**Problem description:**
Work out how many lines in these entries include the string "view", and give only that figure.

========================================

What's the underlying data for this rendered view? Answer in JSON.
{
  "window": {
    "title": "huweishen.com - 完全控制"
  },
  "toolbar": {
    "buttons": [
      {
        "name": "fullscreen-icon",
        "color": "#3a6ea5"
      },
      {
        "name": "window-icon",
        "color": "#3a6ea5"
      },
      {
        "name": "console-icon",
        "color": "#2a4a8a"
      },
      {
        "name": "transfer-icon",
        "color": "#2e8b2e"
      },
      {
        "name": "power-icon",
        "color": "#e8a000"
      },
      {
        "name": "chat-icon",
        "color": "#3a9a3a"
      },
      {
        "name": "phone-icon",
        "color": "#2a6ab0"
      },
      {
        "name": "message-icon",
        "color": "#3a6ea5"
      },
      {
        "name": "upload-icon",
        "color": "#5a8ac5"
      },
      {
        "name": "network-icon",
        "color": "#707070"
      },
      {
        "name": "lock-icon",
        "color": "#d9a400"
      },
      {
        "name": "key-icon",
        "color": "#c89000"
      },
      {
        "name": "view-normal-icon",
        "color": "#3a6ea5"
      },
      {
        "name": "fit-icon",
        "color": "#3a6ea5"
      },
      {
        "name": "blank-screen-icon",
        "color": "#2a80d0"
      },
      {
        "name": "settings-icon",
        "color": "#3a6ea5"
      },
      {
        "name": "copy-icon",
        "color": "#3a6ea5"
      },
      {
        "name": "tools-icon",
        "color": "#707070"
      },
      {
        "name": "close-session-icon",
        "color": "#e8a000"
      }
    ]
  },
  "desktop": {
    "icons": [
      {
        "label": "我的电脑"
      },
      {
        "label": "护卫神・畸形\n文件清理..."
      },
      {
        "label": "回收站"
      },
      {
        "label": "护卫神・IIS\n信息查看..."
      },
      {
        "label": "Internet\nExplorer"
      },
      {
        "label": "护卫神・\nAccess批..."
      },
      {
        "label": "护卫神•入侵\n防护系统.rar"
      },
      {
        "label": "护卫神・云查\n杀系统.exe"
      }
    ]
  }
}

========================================

**Answer box:**
2